━━━━━ Data excerpts ━━━━━
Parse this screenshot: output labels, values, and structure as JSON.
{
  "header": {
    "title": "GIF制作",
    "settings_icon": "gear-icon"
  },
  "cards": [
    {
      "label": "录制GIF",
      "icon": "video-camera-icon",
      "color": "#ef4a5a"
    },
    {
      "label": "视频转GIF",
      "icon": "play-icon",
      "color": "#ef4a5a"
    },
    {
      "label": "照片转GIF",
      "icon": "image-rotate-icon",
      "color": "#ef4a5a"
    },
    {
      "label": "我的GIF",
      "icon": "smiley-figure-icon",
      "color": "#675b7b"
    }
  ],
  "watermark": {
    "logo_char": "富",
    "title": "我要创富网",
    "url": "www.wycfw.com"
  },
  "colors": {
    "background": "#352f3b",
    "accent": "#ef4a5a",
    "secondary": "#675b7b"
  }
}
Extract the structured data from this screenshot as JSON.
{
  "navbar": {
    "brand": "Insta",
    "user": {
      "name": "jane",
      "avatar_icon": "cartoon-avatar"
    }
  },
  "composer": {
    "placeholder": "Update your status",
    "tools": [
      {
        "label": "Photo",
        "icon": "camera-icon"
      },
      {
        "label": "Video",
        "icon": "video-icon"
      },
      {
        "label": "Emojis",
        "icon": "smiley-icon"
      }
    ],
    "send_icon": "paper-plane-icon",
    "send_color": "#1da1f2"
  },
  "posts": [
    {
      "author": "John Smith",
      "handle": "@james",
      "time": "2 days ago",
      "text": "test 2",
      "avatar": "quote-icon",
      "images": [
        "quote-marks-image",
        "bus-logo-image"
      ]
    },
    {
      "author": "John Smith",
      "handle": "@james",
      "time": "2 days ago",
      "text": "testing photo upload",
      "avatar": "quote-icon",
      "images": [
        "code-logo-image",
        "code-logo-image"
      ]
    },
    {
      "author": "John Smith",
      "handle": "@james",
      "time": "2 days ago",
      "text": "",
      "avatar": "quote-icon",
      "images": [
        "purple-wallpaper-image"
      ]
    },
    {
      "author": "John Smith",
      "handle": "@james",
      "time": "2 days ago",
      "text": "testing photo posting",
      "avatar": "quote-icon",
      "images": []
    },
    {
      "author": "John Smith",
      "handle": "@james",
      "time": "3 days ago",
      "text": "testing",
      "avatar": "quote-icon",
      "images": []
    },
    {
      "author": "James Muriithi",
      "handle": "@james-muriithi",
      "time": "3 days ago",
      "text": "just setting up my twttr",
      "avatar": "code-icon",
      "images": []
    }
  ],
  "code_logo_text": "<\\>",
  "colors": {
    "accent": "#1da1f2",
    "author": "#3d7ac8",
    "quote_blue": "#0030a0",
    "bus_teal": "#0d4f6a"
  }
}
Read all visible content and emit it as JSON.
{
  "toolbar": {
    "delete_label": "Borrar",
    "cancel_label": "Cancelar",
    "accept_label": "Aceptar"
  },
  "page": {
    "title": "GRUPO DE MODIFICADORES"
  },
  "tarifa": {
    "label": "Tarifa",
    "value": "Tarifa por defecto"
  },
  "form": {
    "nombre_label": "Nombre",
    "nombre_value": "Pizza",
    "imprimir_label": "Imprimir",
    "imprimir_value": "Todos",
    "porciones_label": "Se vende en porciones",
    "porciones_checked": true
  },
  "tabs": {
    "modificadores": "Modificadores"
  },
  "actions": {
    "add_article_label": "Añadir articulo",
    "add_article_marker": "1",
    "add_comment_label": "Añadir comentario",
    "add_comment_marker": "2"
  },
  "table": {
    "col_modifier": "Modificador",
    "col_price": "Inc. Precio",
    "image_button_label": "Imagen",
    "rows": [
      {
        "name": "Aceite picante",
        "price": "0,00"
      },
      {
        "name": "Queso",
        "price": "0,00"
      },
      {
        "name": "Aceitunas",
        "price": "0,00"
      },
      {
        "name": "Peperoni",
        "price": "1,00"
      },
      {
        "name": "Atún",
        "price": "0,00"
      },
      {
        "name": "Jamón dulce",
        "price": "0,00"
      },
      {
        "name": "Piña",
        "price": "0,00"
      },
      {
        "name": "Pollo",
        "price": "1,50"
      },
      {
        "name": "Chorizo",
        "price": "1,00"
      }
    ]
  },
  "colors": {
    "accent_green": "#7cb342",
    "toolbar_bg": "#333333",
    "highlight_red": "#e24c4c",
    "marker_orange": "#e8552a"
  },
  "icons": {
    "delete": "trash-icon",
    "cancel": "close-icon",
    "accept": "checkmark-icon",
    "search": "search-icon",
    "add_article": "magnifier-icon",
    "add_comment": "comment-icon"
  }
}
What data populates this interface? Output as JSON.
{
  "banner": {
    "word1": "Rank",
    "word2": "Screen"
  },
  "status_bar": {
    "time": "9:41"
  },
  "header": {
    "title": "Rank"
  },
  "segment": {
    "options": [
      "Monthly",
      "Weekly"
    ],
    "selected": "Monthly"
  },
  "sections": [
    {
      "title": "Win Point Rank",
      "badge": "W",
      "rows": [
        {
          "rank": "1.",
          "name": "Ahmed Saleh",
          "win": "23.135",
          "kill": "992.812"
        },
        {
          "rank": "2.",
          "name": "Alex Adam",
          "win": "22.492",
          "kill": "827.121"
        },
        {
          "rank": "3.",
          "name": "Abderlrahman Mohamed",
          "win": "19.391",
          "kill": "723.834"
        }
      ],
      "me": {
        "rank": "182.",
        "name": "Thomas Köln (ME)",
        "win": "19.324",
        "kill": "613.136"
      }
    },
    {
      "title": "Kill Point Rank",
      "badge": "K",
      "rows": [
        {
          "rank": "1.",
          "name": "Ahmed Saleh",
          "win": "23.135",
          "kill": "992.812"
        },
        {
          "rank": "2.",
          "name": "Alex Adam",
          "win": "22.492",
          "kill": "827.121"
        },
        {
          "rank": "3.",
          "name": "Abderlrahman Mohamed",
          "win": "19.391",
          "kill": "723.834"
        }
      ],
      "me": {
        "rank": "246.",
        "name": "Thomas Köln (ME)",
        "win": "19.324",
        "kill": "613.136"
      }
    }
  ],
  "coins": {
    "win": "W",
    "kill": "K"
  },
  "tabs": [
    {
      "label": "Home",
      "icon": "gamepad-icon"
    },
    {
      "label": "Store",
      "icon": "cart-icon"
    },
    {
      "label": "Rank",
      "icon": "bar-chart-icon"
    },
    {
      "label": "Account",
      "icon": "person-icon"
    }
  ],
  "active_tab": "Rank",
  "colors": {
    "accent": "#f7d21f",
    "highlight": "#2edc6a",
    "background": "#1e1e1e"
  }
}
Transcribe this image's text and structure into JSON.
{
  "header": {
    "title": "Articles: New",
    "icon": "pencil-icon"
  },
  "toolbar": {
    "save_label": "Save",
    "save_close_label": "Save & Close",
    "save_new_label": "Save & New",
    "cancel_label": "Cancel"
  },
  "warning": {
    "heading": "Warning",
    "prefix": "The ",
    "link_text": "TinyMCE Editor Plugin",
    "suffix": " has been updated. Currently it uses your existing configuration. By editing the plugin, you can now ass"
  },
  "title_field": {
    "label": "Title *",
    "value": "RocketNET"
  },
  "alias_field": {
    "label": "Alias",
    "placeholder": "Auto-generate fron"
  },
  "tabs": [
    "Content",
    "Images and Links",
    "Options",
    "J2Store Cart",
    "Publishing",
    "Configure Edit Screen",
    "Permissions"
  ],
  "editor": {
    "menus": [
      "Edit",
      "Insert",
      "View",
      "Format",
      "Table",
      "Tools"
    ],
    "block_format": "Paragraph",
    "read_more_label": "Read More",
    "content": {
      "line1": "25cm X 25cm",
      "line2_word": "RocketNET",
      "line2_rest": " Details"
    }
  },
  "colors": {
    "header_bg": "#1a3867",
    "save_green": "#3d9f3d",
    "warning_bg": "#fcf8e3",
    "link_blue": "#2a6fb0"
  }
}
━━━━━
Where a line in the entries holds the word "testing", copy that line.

      "text": "testing photo upload",
      "text": "testing photo posting",
      "text": "testing",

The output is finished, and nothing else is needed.